Weapon play leads to imitative and violent play. Instead of rich, constructive, creative play, children feel limited and tend to imitate action they’ve seen and scripts they’ve heard. I hear them tell each other that they can’t play some child’s idea because it didn’t happen in the television show or movie that they are trying to recreate. This violent and imitative play has little value to the children developmentally, and it can cause havoc in a group setting with children being shoved, kicked and hit (Levin 2003).
Weapon and “bad guy” play is almost always sexist. After reading a first draft of this article, a colleague asked: “What about good girls?” That provocation made me think back and realize that I have never heard children play “bad girls.” My goal is to encourage play that is “anti-bias” and works to dispel all stereotypes and “isms.” “Bad guy” play doesn’t fit in with my anti-bias curriculum.

Q. What can you say to children who are playing “bad guys”?
A. I try to get 4- and 5-year-olds to focus on the humanity of all people. There are many more similarities among us than there are differences. I model and encourage empathy. I make observations and comments that start children in the process of going beyond their black-and-white thinking. I ask them to start thinking about the gray area.
For example, I may ask: “What about the ‘bad guy’s’ mother?” “If I make a mistake, will I become a ‘bad guy’?” “If Ali plays the ‘bad guy,’ will that make him bad?” Stripping individuals of their humanity makes it much easier to justify violence directed at those individuals. I encourage children to think of each person’s or each character’s human qualities.
I don’t want any child to feel like a bad person, so I tell children that all people are good. Even when children don’t make the best choices or follow all the rules, they are still good people. I add that all people make mistakes, sometimes big mistakes, but that doesn’t make any of us bad people.

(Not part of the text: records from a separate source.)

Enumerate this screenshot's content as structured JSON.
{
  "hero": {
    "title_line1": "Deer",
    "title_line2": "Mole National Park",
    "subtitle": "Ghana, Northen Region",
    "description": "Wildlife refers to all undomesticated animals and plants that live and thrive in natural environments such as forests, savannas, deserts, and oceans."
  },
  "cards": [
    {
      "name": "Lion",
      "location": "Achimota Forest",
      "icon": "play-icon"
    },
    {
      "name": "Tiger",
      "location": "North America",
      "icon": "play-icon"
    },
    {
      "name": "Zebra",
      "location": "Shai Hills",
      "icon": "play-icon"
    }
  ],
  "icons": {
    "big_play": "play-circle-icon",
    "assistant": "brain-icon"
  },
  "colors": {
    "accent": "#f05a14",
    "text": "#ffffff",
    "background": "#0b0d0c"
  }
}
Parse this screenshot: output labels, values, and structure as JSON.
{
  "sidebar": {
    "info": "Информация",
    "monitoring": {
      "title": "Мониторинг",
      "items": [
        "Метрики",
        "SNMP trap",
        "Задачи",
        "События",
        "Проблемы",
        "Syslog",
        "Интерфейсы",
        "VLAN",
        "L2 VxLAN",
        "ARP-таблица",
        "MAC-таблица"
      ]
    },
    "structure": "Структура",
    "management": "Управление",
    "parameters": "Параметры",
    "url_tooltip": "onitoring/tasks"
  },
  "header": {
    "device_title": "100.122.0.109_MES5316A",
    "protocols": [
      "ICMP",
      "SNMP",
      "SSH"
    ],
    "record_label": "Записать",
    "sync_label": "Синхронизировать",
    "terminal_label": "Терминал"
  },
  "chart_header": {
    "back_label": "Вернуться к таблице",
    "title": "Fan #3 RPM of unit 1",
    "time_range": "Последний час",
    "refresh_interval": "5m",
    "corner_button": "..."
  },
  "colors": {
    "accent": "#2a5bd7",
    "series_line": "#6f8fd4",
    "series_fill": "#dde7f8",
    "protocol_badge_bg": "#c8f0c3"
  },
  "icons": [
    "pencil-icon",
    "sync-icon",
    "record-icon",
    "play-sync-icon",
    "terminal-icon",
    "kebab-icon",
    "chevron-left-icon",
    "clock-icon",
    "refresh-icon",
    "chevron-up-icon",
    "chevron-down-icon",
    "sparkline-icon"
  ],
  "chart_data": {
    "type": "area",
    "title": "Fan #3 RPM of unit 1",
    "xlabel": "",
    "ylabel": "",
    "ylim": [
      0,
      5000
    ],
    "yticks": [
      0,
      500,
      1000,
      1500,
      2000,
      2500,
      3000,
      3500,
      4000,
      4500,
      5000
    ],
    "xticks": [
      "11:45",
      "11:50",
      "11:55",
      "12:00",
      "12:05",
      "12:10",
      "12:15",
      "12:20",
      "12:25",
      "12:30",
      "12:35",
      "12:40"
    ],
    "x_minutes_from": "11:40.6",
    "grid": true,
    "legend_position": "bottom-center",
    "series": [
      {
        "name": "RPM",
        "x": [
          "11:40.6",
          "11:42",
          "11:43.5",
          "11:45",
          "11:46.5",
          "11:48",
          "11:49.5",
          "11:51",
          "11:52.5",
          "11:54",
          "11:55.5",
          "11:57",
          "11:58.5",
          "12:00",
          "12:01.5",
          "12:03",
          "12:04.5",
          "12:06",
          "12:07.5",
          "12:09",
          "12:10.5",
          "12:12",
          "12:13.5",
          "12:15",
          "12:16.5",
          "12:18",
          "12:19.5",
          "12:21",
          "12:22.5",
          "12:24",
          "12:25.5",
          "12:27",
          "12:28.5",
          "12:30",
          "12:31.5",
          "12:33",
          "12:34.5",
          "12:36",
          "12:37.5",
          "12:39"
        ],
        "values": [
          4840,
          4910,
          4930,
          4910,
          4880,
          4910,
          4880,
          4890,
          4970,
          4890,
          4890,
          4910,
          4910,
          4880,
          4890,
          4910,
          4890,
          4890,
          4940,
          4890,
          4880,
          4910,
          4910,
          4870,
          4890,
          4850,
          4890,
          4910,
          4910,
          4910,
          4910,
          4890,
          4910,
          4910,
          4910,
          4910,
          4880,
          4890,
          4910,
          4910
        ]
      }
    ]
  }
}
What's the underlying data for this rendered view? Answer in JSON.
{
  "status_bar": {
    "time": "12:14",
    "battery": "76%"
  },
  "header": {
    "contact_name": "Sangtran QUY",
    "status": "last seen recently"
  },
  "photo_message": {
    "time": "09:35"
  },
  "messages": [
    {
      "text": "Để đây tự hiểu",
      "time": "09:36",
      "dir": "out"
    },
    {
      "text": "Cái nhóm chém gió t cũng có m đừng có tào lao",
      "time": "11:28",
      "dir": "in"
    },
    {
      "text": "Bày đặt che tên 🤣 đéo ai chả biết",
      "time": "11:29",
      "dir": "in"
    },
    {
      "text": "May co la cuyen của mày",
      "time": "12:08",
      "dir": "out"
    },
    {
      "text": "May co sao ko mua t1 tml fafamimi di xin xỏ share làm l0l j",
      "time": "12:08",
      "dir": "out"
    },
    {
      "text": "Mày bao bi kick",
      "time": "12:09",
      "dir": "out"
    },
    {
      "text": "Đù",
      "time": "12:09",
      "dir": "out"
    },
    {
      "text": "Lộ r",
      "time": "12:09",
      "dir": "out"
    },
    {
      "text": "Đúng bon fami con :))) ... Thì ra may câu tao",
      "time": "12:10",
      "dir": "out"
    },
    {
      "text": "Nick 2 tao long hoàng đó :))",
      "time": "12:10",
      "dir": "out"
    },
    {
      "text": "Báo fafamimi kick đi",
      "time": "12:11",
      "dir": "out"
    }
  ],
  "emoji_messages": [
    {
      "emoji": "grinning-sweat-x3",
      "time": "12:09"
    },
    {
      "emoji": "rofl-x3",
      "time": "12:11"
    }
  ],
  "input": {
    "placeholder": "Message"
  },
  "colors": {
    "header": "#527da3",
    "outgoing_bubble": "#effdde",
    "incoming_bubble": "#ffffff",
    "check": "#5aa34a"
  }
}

Some teachers have a policy that all children must play good guys and that “bad guys” are only imaginary. I want children to feel powerful and have the right to name themselves (any character that they want) while playing at school. So Power Rangers, He-Man, Buzz Lightyear and others are welcome in my classroom but they must check their weapons at the door. No matter what character they are pretending to be that individual must conform to established classroom practices—cooperating, sharing, and problem solving, for example.
I talk about my feelings and potential consequences of the play. “I’m feeling worried. I see fingers pointed like guns and I saw some pushing. I’m afraid that someone is going to get hurt. Let’s talk about this problem.”